We need truth, accountability, and a future of no more victims.
Thank you for the opportunity to share my personal experience and thoughts with you.
Municipality of Port Hope,
Former Nuclear Energy Worker
Marion Dewar was mayor of Ottawa from 1978 to 1985, and a member of the Parliament of Canada from 1986 to 1988. She has served as chair of Oxfam Canada and the Ottawa-Carleton Police Services Board. In 2002, Mrs. Dewar was made a Member of the Order of Canada. She is a committed peace activist pushing for nuclear disarmament, and personally picketing the American Embassy after the invasion of Grenada.
Mrs. Dewar appeared in the 1985 documentary "Speaking our Peace." In recent years, she has been politically active; supporting her son Paul's political career and volunteering her time for many community pursuits. She has five children, and a number of grandchildren.
Professor Robert Paehlke has taught at Trent in both the Department of Political Studies and the Environmental and Resource Studies programme. A graduate of Lehigh University, the New School for Social Research, he received his Ph.D. in Political Science at the University of British Columbia.
His teaching interests lie primarily in the fields of public policy and environmental politics. He has been chair of the Department of Political Studies and of the Environmental and Resource Studies programme.
In 1997, he was the recipient of the Trent University Faculty Research Award. For nearly 30 years, he has worked with governments, environmental organizations and businesses in Canada, the United States, Germany, Great Britain, Norway and Australia.
Among other, more recent, publications, Professor Paehlke authored "Environmentalism and the Future of Progressive Politics" in 1989, and is a founding editor of the journal 'Alternatives: Perspectives on Society and Environment;' is on the editorial board of 'Environmental History' and is presently a member of the National Advisory Board of the Canadian Environmental Defense Fund.
Fraser McVie is a retired Director General, Security, at Correctional Services Canada. He has held a variety of senior positions in the federal corrections system in British Columbia and Ontario. During his time with Corrections Canada, Mr. McVie was responsible for helping to develop modern and humane approaches to corrections based on research based models of rehabilitation and treatment. As well, he has worked in reconstruction as an expert with United Nations Interim Mission in Kosovo and, for the past 35 years, in the Canadian criminal justice system.
These work experiences have heightened Mr. McVie's awareness and respect for fundamental human rights and the need to work very closely with all ethnic and cultural groups and communities to try to forge common understandings and viable ways to move forward while respecting the rights of all members.

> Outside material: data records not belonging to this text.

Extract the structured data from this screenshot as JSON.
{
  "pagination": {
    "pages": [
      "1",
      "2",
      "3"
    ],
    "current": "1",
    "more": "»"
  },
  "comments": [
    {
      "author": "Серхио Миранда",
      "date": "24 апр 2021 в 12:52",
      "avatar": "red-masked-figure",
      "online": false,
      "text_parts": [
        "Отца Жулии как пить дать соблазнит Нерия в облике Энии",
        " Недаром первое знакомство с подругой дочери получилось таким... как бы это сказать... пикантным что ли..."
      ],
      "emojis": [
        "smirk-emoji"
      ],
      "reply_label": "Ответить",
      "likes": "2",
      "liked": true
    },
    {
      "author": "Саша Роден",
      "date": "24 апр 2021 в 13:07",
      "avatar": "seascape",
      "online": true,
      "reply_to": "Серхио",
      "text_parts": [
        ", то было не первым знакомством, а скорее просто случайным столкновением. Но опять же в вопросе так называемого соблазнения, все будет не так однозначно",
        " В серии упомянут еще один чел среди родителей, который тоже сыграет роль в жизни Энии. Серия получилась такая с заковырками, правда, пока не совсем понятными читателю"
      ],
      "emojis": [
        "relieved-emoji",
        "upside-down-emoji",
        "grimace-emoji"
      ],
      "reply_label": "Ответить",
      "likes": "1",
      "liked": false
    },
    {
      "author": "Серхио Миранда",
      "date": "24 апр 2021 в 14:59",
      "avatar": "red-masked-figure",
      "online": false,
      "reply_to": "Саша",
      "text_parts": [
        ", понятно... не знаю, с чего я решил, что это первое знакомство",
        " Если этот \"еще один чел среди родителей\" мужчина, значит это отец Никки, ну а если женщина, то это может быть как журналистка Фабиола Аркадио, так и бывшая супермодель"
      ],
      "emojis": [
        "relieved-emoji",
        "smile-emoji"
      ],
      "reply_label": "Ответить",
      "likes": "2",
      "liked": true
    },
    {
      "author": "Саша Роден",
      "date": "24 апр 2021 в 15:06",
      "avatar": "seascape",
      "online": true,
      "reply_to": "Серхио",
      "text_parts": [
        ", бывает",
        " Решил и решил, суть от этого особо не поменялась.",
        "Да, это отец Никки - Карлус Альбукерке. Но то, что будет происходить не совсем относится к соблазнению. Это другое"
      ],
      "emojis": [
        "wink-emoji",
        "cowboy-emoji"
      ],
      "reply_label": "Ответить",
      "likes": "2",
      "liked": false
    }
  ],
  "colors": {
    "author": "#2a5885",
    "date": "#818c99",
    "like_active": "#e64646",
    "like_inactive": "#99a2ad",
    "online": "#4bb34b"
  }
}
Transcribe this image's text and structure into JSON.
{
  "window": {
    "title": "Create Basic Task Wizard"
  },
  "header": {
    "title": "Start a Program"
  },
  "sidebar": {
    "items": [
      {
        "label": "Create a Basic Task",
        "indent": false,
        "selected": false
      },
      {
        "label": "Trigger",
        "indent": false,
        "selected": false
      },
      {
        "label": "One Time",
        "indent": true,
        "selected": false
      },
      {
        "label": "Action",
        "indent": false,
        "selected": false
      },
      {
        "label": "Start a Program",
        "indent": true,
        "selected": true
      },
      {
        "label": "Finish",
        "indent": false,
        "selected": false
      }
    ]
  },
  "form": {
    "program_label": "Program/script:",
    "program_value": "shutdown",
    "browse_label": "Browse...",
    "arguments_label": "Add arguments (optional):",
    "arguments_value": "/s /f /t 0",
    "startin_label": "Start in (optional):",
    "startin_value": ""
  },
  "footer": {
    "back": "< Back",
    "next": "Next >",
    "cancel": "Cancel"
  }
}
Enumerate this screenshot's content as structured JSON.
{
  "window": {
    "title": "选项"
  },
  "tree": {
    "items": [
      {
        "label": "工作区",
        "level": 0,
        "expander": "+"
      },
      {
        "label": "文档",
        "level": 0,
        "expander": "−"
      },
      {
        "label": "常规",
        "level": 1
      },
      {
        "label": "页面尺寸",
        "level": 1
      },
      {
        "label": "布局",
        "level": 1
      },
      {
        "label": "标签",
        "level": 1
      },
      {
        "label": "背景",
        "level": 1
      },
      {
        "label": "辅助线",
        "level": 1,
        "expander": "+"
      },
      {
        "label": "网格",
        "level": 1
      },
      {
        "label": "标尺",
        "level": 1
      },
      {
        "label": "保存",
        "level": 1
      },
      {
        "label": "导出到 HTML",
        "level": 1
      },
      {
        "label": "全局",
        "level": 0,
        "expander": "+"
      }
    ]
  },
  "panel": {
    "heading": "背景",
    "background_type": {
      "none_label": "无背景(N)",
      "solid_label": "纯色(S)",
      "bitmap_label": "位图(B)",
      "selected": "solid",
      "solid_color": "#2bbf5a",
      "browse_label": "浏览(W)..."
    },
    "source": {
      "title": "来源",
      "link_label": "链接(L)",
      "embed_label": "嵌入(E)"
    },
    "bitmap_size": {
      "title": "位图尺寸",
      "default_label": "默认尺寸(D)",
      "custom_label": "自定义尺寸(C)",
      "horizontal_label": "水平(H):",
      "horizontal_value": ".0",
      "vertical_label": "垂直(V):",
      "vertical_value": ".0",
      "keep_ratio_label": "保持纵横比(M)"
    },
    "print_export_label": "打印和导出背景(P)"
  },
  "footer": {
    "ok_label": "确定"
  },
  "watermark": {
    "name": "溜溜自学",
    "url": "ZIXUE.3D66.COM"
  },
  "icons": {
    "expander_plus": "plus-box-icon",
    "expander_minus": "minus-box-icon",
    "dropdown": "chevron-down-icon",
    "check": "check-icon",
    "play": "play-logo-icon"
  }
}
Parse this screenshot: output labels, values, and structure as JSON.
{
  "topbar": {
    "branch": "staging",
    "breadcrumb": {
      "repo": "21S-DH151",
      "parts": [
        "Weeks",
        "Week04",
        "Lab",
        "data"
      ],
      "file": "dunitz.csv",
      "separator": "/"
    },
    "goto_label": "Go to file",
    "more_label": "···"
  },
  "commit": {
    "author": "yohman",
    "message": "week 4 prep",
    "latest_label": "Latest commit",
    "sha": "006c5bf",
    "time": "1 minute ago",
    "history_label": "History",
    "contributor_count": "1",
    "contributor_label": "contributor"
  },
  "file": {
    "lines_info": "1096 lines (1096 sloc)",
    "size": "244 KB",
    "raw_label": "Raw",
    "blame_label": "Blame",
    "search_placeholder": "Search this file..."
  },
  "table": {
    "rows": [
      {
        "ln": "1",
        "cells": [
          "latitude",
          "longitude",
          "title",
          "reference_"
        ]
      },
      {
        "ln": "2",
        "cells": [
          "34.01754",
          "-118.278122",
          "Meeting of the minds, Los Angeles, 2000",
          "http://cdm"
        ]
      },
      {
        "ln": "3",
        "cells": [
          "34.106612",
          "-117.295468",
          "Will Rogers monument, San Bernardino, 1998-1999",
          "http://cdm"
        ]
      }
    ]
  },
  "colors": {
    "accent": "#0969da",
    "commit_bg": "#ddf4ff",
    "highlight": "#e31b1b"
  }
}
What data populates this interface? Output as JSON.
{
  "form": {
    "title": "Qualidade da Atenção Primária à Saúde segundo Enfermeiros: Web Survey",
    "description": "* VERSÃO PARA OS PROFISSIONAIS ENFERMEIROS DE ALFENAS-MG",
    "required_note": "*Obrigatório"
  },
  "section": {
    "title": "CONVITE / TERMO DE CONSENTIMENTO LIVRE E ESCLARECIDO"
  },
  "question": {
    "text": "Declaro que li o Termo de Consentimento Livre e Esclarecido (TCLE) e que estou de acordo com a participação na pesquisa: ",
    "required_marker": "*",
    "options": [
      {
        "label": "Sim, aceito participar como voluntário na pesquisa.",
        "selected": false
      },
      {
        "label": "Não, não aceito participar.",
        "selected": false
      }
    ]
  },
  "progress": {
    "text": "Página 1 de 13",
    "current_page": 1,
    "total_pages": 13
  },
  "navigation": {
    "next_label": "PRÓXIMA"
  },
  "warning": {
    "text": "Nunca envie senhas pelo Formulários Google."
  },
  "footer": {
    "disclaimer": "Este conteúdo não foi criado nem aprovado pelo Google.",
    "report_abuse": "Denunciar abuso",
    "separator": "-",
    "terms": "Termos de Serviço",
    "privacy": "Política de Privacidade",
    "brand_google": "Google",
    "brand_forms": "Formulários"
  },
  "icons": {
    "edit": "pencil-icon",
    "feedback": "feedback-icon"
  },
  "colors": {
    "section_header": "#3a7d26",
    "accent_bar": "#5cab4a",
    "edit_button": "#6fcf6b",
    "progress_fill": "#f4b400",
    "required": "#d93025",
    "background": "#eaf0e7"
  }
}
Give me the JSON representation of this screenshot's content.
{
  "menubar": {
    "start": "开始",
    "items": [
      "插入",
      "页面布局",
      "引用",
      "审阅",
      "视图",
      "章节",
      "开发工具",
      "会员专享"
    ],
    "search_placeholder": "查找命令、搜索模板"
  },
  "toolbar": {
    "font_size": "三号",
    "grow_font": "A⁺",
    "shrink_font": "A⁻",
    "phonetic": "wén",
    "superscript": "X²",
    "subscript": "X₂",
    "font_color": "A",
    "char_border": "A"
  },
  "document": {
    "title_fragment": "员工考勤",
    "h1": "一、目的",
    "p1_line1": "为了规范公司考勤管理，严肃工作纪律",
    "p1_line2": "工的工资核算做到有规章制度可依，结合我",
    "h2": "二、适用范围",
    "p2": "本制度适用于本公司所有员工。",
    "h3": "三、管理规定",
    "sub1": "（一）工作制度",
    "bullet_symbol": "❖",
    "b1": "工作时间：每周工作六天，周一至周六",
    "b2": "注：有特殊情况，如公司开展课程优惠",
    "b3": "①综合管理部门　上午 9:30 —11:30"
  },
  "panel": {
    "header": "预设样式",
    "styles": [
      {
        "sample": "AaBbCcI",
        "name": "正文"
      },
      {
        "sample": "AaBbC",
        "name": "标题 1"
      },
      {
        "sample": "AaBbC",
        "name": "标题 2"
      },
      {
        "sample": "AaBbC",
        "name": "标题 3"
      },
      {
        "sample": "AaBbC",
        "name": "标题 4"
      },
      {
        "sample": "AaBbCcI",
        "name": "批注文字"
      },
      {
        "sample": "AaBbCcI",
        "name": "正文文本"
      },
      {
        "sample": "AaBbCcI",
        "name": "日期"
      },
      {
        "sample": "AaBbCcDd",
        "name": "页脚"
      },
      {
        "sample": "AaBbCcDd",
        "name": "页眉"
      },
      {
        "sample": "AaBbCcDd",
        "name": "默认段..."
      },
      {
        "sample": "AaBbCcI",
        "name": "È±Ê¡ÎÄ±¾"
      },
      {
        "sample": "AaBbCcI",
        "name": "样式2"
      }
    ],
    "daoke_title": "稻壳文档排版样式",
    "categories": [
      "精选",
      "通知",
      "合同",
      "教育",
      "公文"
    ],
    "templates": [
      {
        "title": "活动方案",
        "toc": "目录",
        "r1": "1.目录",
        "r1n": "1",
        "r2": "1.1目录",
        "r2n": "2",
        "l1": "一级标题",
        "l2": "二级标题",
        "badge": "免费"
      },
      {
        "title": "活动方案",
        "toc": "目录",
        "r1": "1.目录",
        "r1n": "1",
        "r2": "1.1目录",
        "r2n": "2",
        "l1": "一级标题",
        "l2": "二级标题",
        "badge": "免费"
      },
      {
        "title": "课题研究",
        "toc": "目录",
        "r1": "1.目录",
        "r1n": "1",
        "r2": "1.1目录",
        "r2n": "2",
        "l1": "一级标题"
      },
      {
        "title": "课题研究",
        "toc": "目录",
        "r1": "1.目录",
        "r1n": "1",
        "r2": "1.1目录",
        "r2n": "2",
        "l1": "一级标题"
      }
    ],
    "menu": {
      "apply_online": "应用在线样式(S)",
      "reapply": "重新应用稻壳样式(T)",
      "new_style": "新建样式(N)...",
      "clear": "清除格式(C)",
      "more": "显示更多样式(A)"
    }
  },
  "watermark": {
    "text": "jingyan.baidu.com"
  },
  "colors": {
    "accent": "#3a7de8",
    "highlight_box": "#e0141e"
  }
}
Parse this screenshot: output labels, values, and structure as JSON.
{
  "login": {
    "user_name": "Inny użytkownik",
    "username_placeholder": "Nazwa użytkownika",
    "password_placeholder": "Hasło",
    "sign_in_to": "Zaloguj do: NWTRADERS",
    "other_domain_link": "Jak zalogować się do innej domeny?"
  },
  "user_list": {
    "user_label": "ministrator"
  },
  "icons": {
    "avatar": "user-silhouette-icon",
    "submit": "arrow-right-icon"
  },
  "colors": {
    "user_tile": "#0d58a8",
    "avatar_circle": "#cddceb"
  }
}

Mr. McVie resides with his wife, Catherine, in Manotick, Ontario near the Rideau River. He enjoys skiing and kayaking and spending time with his daughters and two granddaughters who also live in the Ottawa area.